The differences between these presumptions carry significant practical implications for patent litigation. The strong presumption of validity increases the difficulty of challenging a patent’s validity, providing stability and certainty for patent holders. On the other hand, the presumption of infringement simplifies the initial burden of proof for patent owners, allowing them to establish infringement and seek remedies more efficiently.
By delineating the burden of proof, these differences ensure a balanced approach to upholding both the validity and enforceability of granted patents.
Case Studies Illustrating the Differences
To further illustrate the distinctions between the presumption of validity and the presumption of infringement, let’s consider two case studies showcasing their practical applications.
Case Study 1: Presumption of Validity
In a patent infringement lawsuit, the patent holder invokes the presumption of validity, asserting that their patent is valid and enforceable. The burden then falls on the accuser to prove that the patent is invalid. They present substantial evidence demonstrating that the invention was not novel and lacked an inventive step. Overcoming the strong presumption of validity, the court declares the patent invalid, highlighting the importance of challenging the presumption with compelling evidence.
Case Study 2: Presumption of Infringement
In another patent dispute, the patent owner claims that their patented invention is being infringed upon by a competitor. The presumption of infringement triggers the burden of proof for the accused party to demonstrate their non-infringement. The accused party presents evidence showing that their product operates on a different mechanism and does not fall within the scope of claims outlined in the patent. Rebutting the presumption, the court finds no infringement, emphasizing the significance of providing convincing evidence to disprove the allegations of infringement.
Overall, the differences between the presumption of validity and the presumption of infringement significantly impact patent litigation, shaping the claims, defenses, and overall outcomes of the cases.
Understanding these distinctions enables parties involved in patent disputes and legal professionals to navigate the complexities of patent law more effectively, ensuring a fair and just resolution of the issues at hand.

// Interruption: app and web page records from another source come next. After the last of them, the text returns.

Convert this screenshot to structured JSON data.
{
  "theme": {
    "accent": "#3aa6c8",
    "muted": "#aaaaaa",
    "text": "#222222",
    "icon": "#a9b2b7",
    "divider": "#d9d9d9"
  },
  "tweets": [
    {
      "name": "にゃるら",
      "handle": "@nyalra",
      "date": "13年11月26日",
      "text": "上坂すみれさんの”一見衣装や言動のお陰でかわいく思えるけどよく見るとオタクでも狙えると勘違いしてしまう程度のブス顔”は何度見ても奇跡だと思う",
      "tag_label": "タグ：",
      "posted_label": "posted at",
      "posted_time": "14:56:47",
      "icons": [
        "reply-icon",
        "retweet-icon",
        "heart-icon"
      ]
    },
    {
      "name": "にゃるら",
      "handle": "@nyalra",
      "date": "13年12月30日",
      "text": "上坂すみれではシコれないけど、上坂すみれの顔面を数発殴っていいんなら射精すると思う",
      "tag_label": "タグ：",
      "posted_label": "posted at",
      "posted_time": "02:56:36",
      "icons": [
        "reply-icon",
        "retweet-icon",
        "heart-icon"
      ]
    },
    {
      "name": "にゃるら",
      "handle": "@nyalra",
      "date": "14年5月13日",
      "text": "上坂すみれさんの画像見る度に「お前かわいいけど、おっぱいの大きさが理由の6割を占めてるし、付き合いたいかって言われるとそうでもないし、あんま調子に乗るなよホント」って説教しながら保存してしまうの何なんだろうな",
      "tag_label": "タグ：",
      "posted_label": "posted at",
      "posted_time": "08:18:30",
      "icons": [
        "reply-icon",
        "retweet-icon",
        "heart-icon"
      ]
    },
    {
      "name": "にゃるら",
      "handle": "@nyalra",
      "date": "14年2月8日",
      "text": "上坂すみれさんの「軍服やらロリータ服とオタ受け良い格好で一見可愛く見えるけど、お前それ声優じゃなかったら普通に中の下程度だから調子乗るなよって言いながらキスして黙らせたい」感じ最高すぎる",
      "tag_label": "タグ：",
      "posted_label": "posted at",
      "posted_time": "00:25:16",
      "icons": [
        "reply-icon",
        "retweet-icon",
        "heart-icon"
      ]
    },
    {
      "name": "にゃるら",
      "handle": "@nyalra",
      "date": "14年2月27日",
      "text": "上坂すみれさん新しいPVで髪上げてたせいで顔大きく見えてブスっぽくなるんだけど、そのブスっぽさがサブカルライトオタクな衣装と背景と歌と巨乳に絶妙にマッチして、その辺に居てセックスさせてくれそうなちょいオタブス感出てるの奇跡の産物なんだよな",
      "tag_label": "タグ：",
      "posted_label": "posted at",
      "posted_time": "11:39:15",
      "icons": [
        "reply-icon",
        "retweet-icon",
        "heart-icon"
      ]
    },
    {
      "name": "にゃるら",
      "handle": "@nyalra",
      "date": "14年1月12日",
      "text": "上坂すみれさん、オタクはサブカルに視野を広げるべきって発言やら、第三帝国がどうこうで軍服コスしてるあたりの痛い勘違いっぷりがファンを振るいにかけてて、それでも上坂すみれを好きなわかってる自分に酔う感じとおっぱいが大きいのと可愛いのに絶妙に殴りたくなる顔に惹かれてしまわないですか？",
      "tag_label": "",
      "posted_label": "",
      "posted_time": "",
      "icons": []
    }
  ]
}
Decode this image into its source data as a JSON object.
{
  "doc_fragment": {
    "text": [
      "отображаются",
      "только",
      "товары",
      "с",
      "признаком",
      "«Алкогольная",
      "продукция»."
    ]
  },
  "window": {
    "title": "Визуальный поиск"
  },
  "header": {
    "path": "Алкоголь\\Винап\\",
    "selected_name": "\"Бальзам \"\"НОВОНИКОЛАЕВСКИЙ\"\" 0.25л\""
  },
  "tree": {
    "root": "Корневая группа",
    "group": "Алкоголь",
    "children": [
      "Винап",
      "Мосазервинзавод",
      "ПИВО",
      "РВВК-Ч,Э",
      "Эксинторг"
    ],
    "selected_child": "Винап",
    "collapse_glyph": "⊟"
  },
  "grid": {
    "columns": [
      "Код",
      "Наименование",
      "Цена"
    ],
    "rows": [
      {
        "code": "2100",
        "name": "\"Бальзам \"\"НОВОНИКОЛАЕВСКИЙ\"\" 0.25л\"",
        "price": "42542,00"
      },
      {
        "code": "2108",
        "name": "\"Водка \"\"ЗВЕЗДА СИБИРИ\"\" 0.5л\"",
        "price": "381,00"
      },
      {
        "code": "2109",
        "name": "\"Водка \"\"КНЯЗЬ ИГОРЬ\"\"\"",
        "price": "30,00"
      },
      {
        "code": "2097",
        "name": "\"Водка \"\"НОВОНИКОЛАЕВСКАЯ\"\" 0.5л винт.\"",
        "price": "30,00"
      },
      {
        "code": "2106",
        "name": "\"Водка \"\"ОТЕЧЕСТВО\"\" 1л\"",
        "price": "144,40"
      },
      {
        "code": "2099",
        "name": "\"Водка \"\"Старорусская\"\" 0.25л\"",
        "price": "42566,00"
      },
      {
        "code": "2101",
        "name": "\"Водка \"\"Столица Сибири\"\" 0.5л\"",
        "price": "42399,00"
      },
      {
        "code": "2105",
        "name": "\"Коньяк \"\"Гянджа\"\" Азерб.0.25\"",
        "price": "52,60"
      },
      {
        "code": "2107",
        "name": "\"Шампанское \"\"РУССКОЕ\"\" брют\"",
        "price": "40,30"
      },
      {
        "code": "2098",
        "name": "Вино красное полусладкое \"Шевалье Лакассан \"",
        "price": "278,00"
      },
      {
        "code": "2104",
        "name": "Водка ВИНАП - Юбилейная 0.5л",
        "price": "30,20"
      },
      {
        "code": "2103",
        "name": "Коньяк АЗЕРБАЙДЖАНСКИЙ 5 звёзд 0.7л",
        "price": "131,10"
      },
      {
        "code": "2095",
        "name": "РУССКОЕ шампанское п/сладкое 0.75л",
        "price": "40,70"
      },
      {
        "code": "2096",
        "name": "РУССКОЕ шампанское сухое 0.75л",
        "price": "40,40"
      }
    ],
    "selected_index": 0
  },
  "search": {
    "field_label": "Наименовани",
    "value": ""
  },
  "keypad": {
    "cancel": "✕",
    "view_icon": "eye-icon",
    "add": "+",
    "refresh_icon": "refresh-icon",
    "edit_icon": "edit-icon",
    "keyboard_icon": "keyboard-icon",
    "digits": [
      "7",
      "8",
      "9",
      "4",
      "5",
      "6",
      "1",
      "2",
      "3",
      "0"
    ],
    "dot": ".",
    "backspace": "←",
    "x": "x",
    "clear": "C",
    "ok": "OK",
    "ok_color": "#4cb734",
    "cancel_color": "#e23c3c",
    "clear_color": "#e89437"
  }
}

As the fields of technology and innovation continue to evolve, the importance of these legal presumptions remains as crucial as ever, protecting the interests of inventors and promoting a robust patent system.